_WORK TO COMPLETE_
Pictures in the records are to be excluded from an otherwise exact copy.

*** RECORDS SHOWN ***

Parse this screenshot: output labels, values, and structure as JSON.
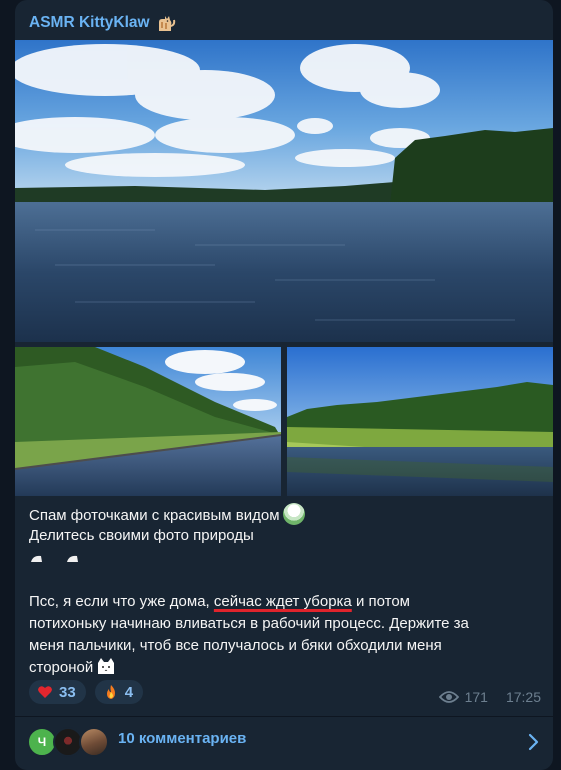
{
  "channel": {
    "name": "ASMR KittyKlaw"
  },
  "photos": [
    {
      "name": "river-panorama"
    },
    {
      "name": "river-forest-bank"
    },
    {
      "name": "river-meadow"
    }
  ],
  "message": {
    "line1": "Спам фоточками с красивым видом",
    "line2": "Делитесь своими фото природы",
    "para2_line1_a": "Псс, я если что уже дома, ",
    "para2_line1_u": "сейчас ждет уборка",
    "para2_line1_b": " и потом",
    "para2_line2": "потихоньку начинаю вливаться в рабочий процесс. Держите за",
    "para2_line3": "меня пальчики,  чтоб все получалось и бяки обходили меня",
    "para2_line4": "стороной"
  },
  "reactions": [
    {
      "icon": "heart-icon",
      "count": "33"
    },
    {
      "icon": "fire-icon",
      "count": "4"
    }
  ],
  "meta": {
    "views": "171",
    "time": "17:25"
  },
  "comments": {
    "label": "10 комментариев",
    "avatar1_letter": "Ч"
  }
}
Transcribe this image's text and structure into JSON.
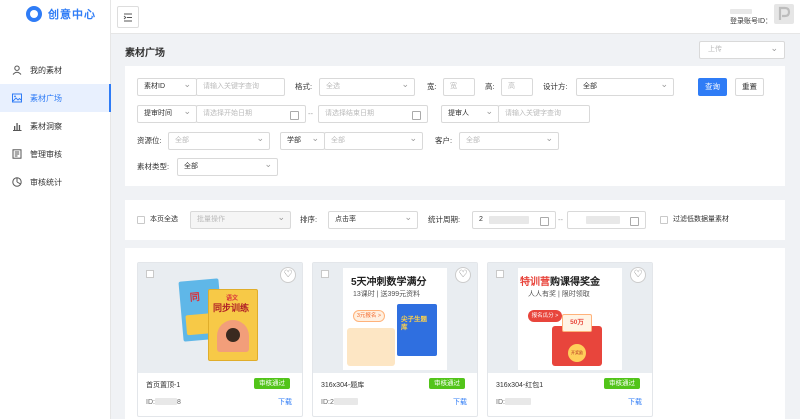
{
  "app": {
    "logo_text": "创意中心"
  },
  "sidebar": {
    "items": [
      {
        "label": "我的素材",
        "icon": "user-icon"
      },
      {
        "label": "素材广场",
        "icon": "image-icon",
        "active": true
      },
      {
        "label": "素材洞察",
        "icon": "bar-chart-icon"
      },
      {
        "label": "管理审核",
        "icon": "audit-icon"
      },
      {
        "label": "审核统计",
        "icon": "pie-chart-icon"
      }
    ]
  },
  "topbar": {
    "account_label": "登录账号ID："
  },
  "page": {
    "title": "素材广场",
    "upload_placeholder": "上传"
  },
  "filters": {
    "material_id_select": "素材ID",
    "material_id_placeholder": "请输入关键字查询",
    "format_label": "格式:",
    "format_value": "全选",
    "width_label": "宽:",
    "width_placeholder": "宽",
    "height_label": "高:",
    "height_placeholder": "高",
    "designer_label": "设计方:",
    "designer_value": "全部",
    "query_button": "查询",
    "reset_button": "重置",
    "submit_time_select": "提审时间",
    "start_date_placeholder": "请选择开始日期",
    "date_separator": "--",
    "end_date_placeholder": "请选择结束日期",
    "submitter_select": "提审人",
    "submitter_placeholder": "请输入关键字查询",
    "resource_label": "资源位:",
    "resource_value": "全部",
    "dept_select": "学部",
    "dept_value": "全部",
    "client_label": "客户:",
    "client_value": "全部",
    "type_label": "素材类型:",
    "type_value": "全部"
  },
  "toolbar": {
    "select_all_label": "本页全选",
    "batch_placeholder": "批量操作",
    "sort_label": "排序:",
    "sort_value": "点击率",
    "period_label": "统计周期:",
    "period_start": "2",
    "period_sep": "--",
    "filter_low_label": "过滤低数据量素材"
  },
  "cards": [
    {
      "name": "首页置顶-1",
      "status": "审核通过",
      "id_prefix": "ID:",
      "id_suffix": "8",
      "download": "下载",
      "art": {
        "badge_text": "语文",
        "title": "同步训练"
      }
    },
    {
      "name": "316x304-题库",
      "status": "审核通过",
      "id_prefix": "ID:",
      "id_suffix": "2",
      "download": "下载",
      "art": {
        "headline": "5天冲刺数学满分",
        "sub": "13课时 | 送399元资料",
        "button": "3元报名 >",
        "book": "尖子生题库"
      }
    },
    {
      "name": "316x304-红包1",
      "status": "审核通过",
      "id_prefix": "ID:",
      "id_suffix": "",
      "download": "下载",
      "art": {
        "headline_accent": "特训营",
        "headline_rest": "购课得奖金",
        "sub": "人人有奖 | 限时领取",
        "button": "报名瓜分 >",
        "amount": "50万",
        "envelope": "开奖励"
      }
    }
  ],
  "colors": {
    "accent": "#2f7cf6",
    "success": "#52c41a",
    "hot_red": "#e8453c"
  }
}
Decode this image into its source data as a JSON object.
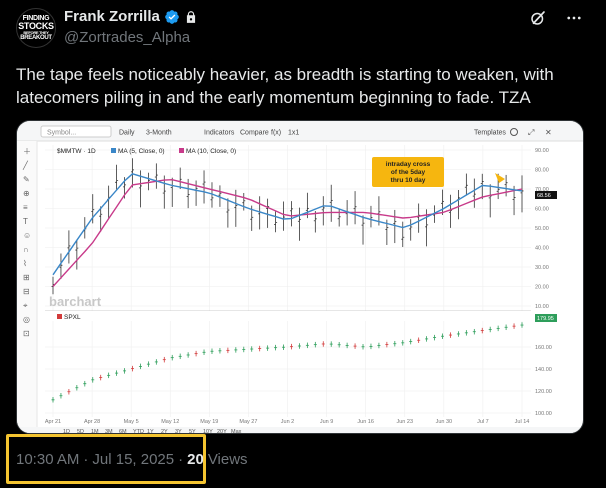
{
  "author": {
    "display_name": "Frank Zorrilla",
    "handle": "@Zortrades_Alpha",
    "avatar_lines": [
      "FINDING",
      "STOCKS",
      "BEFORE THEY",
      "BREAKOUT"
    ]
  },
  "tweet": {
    "text": "The tape feels noticeably heavier, as breadth is starting to weaken, with latecomers piling in and the early momentum beginning to fade. TZA"
  },
  "meta": {
    "time": "10:30 AM",
    "separator": "·",
    "date": "Jul 15, 2025",
    "views_count": "20",
    "views_label": "Views"
  },
  "chart_image": {
    "toolbar": {
      "search_placeholder": "Symbol...",
      "interval": "Daily",
      "range": "3-Month",
      "indicators": "Indicators",
      "compare": "Compare",
      "fx": "f(x)",
      "ratio": "1x1",
      "templates": "Templates"
    },
    "upper_legend": {
      "symbol": "$MMTW",
      "interval": "1D",
      "ma5": "MA (5, Close, 0)",
      "ma10": "MA (10, Close, 0)"
    },
    "lower_legend": {
      "symbol": "SPXL"
    },
    "annotation": [
      "intraday cross",
      "of the 5day",
      "thru 10 day"
    ],
    "watermark": "barchart",
    "upper_yticks": [
      "90.00",
      "80.00",
      "70.00",
      "60.00",
      "50.00",
      "40.00",
      "30.00",
      "20.00",
      "10.00"
    ],
    "upper_last_labels": [
      "68.56"
    ],
    "lower_yticks": [
      "160.00",
      "140.00",
      "120.00",
      "100.00"
    ],
    "lower_last_label": "179.95",
    "x_ticks": [
      "Apr 21",
      "Apr 28",
      "May 5",
      "May 12",
      "May 19",
      "May 27",
      "Jun 2",
      "Jun 9",
      "Jun 16",
      "Jun 23",
      "Jun 30",
      "Jul 7",
      "Jul 14"
    ],
    "range_buttons": [
      "1D",
      "5D",
      "1M",
      "3M",
      "6M",
      "YTD",
      "1Y",
      "2Y",
      "3Y",
      "5Y",
      "10Y",
      "20Y",
      "Max"
    ],
    "colors": {
      "ma5": "#3a87c8",
      "ma10": "#c83a8a",
      "up": "#2e9e5b",
      "down": "#d23b3b",
      "annotation_bg": "#f6b60f"
    }
  },
  "chart_data": [
    {
      "type": "line",
      "title": "$MMTW",
      "x": [
        "Apr 21",
        "Apr 28",
        "May 5",
        "May 12",
        "May 19",
        "May 27",
        "Jun 2",
        "Jun 9",
        "Jun 16",
        "Jun 23",
        "Jun 30",
        "Jul 7",
        "Jul 14"
      ],
      "series": [
        {
          "name": "MA (5, Close, 0)",
          "values": [
            26,
            55,
            78,
            72,
            68,
            60,
            54,
            62,
            55,
            50,
            60,
            72,
            69
          ]
        },
        {
          "name": "MA (10, Close, 0)",
          "values": [
            20,
            42,
            72,
            75,
            70,
            65,
            56,
            58,
            58,
            55,
            58,
            66,
            70
          ]
        }
      ],
      "ylim": [
        10,
        90
      ],
      "grid": true
    },
    {
      "type": "line",
      "title": "SPXL",
      "x": [
        "Apr 21",
        "Apr 28",
        "May 5",
        "May 12",
        "May 19",
        "May 27",
        "Jun 2",
        "Jun 9",
        "Jun 16",
        "Jun 23",
        "Jun 30",
        "Jul 7",
        "Jul 14"
      ],
      "series": [
        {
          "values": [
            112,
            130,
            140,
            150,
            156,
            158,
            160,
            163,
            160,
            164,
            170,
            175,
            179.95
          ]
        }
      ],
      "ylim": [
        100,
        180
      ],
      "grid": true
    }
  ]
}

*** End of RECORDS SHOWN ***

_RESULT FOR THIS TASK_
Parse this screenshot: output labels, values, and structure as JSON.
{
  "channel": {
    "name": "ASMR KittyKlaw"
  },
  "photos": [
    {
      "name": "river-panorama"
    },
    {
      "name": "river-forest-bank"
    },
    {
      "name": "river-meadow"
    }
  ],
  "message": {
    "line1": "Спам фоточками с красивым видом",
    "line2": "Делитесь своими фото природы",
    "para2_line1_a": "Псс, я если что уже дома, ",
    "para2_line1_u": "сейчас ждет уборка",
    "para2_line1_b": " и потом",
    "para2_line2": "потихоньку начинаю вливаться в рабочий процесс. Держите за",
    "para2_line3": "меня пальчики,  чтоб все получалось и бяки обходили меня",
    "para2_line4": "стороной"
  },
  "reactions": [
    {
      "icon": "heart-icon",
      "count": "33"
    },
    {
      "icon": "fire-icon",
      "count": "4"
    }
  ],
  "meta": {
    "views": "171",
    "time": "17:25"
  },
  "comments": {
    "label": "10 комментариев",
    "avatar1_letter": "Ч"
  }
}
Transcribe this image's text and structure into JSON.
{
  "app": {
    "logo_text": "创意中心"
  },
  "sidebar": {
    "items": [
      {
        "label": "我的素材",
        "icon": "user-icon"
      },
      {
        "label": "素材广场",
        "icon": "image-icon",
        "active": true
      },
      {
        "label": "素材洞察",
        "icon": "bar-chart-icon"
      },
      {
        "label": "管理审核",
        "icon": "audit-icon"
      },
      {
        "label": "审核统计",
        "icon": "pie-chart-icon"
      }
    ]
  },
  "topbar": {
    "account_label": "登录账号ID："
  },
  "page": {
    "title": "素材广场",
    "upload_placeholder": "上传"
  },
  "filters": {
    "material_id_select": "素材ID",
    "material_id_placeholder": "请输入关键字查询",
    "format_label": "格式:",
    "format_value": "全选",
    "width_label": "宽:",
    "width_placeholder": "宽",
    "height_label": "高:",
    "height_placeholder": "高",
    "designer_label": "设计方:",
    "designer_value": "全部",
    "query_button": "查询",
    "reset_button": "重置",
    "submit_time_select": "提审时间",
    "start_date_placeholder": "请选择开始日期",
    "date_separator": "--",
    "end_date_placeholder": "请选择结束日期",
    "submitter_select": "提审人",
    "submitter_placeholder": "请输入关键字查询",
    "resource_label": "资源位:",
    "resource_value": "全部",
    "dept_select": "学部",
    "dept_value": "全部",
    "client_label": "客户:",
    "client_value": "全部",
    "type_label": "素材类型:",
    "type_value": "全部"
  },
  "toolbar": {
    "select_all_label": "本页全选",
    "batch_placeholder": "批量操作",
    "sort_label": "排序:",
    "sort_value": "点击率",
    "period_label": "统计周期:",
    "period_start": "2",
    "period_sep": "--",
    "filter_low_label": "过滤低数据量素材"
  },
  "cards": [
    {
      "name": "首页置顶-1",
      "status": "审核通过",
      "id_prefix": "ID:",
      "id_suffix": "8",
      "download": "下载",
      "art": {
        "badge_text": "语文",
        "title": "同步训练"
      }
    },
    {
      "name": "316x304-题库",
      "status": "审核通过",
      "id_prefix": "ID:",
      "id_suffix": "2",
      "download": "下载",
      "art": {
        "headline": "5天冲刺数学满分",
        "sub": "13课时 | 送399元资料",
        "button": "3元报名 >",
        "book": "尖子生题库"
      }
    },
    {
      "name": "316x304-红包1",
      "status": "审核通过",
      "id_prefix": "ID:",
      "id_suffix": "",
      "download": "下载",
      "art": {
        "headline_accent": "特训营",
        "headline_rest": "购课得奖金",
        "sub": "人人有奖 | 限时领取",
        "button": "报名瓜分 >",
        "amount": "50万",
        "envelope": "开奖励"
      }
    }
  ],
  "colors": {
    "accent": "#2f7cf6",
    "success": "#52c41a",
    "hot_red": "#e8453c"
  }
}
Decode this image into its source data as a JSON object.
{
  "author": {
    "display_name": "Frank Zorrilla",
    "handle": "@Zortrades_Alpha",
    "avatar_lines": [
      "FINDING",
      "STOCKS",
      "BEFORE THEY",
      "BREAKOUT"
    ]
  },
  "tweet": {
    "text": "The tape feels noticeably heavier, as breadth is starting to weaken, with latecomers piling in and the early momentum beginning to fade. TZA"
  },
  "meta": {
    "time": "10:30 AM",
    "separator": "·",
    "date": "Jul 15, 2025",
    "views_count": "20",
    "views_label": "Views"
  },
  "chart_image": {
    "toolbar": {
      "search_placeholder": "Symbol...",
      "interval": "Daily",
      "range": "3-Month",
      "indicators": "Indicators",
      "compare": "Compare",
      "fx": "f(x)",
      "ratio": "1x1",
      "templates": "Templates"
    },
    "upper_legend": {
      "symbol": "$MMTW",
      "interval": "1D",
      "ma5": "MA (5, Close, 0)",
      "ma10": "MA (10, Close, 0)"
    },
    "lower_legend": {
      "symbol": "SPXL"
    },
    "annotation": [
      "intraday cross",
      "of the 5day",
      "thru 10 day"
    ],
    "watermark": "barchart",
    "upper_yticks": [
      "90.00",
      "80.00",
      "70.00",
      "60.00",
      "50.00",
      "40.00",
      "30.00",
      "20.00",
      "10.00"
    ],
    "upper_last_labels": [
      "68.56"
    ],
    "lower_yticks": [
      "160.00",
      "140.00",
      "120.00",
      "100.00"
    ],
    "lower_last_label": "179.95",
    "x_ticks": [
      "Apr 21",
      "Apr 28",
      "May 5",
      "May 12",
      "May 19",
      "May 27",
      "Jun 2",
      "Jun 9",
      "Jun 16",
      "Jun 23",
      "Jun 30",
      "Jul 7",
      "Jul 14"
    ],
    "range_buttons": [
      "1D",
      "5D",
      "1M",
      "3M",
      "6M",
      "YTD",
      "1Y",
      "2Y",
      "3Y",
      "5Y",
      "10Y",
      "20Y",
      "Max"
    ],
    "colors": {
      "ma5": "#3a87c8",
      "ma10": "#c83a8a",
      "up": "#2e9e5b",
      "down": "#d23b3b",
      "annotation_bg": "#f6b60f"
    }
  },
  "chart_data": [
    {
      "type": "line",
      "title": "$MMTW",
      "x": [
        "Apr 21",
        "Apr 28",
        "May 5",
        "May 12",
        "May 19",
        "May 27",
        "Jun 2",
        "Jun 9",
        "Jun 16",
        "Jun 23",
        "Jun 30",
        "Jul 7",
        "Jul 14"
      ],
      "series": [
        {
          "name": "MA (5, Close, 0)",
          "values": [
            26,
            55,
            78,
            72,
            68,
            60,
            54,
            62,
            55,
            50,
            60,
            72,
            69
          ]
        },
        {
          "name": "MA (10, Close, 0)",
          "values": [
            20,
            42,
            72,
            75,
            70,
            65,
            56,
            58,
            58,
            55,
            58,
            66,
            70
          ]
        }
      ],
      "ylim": [
        10,
        90
      ],
      "grid": true
    },
    {
      "type": "line",
      "title": "SPXL",
      "x": [
        "Apr 21",
        "Apr 28",
        "May 5",
        "May 12",
        "May 19",
        "May 27",
        "Jun 2",
        "Jun 9",
        "Jun 16",
        "Jun 23",
        "Jun 30",
        "Jul 7",
        "Jul 14"
      ],
      "series": [
        {
          "values": [
            112,
            130,
            140,
            150,
            156,
            158,
            160,
            163,
            160,
            164,
            170,
            175,
            179.95
          ]
        }
      ],
      "ylim": [
        100,
        180
      ],
      "grid": true
    }
  ]
}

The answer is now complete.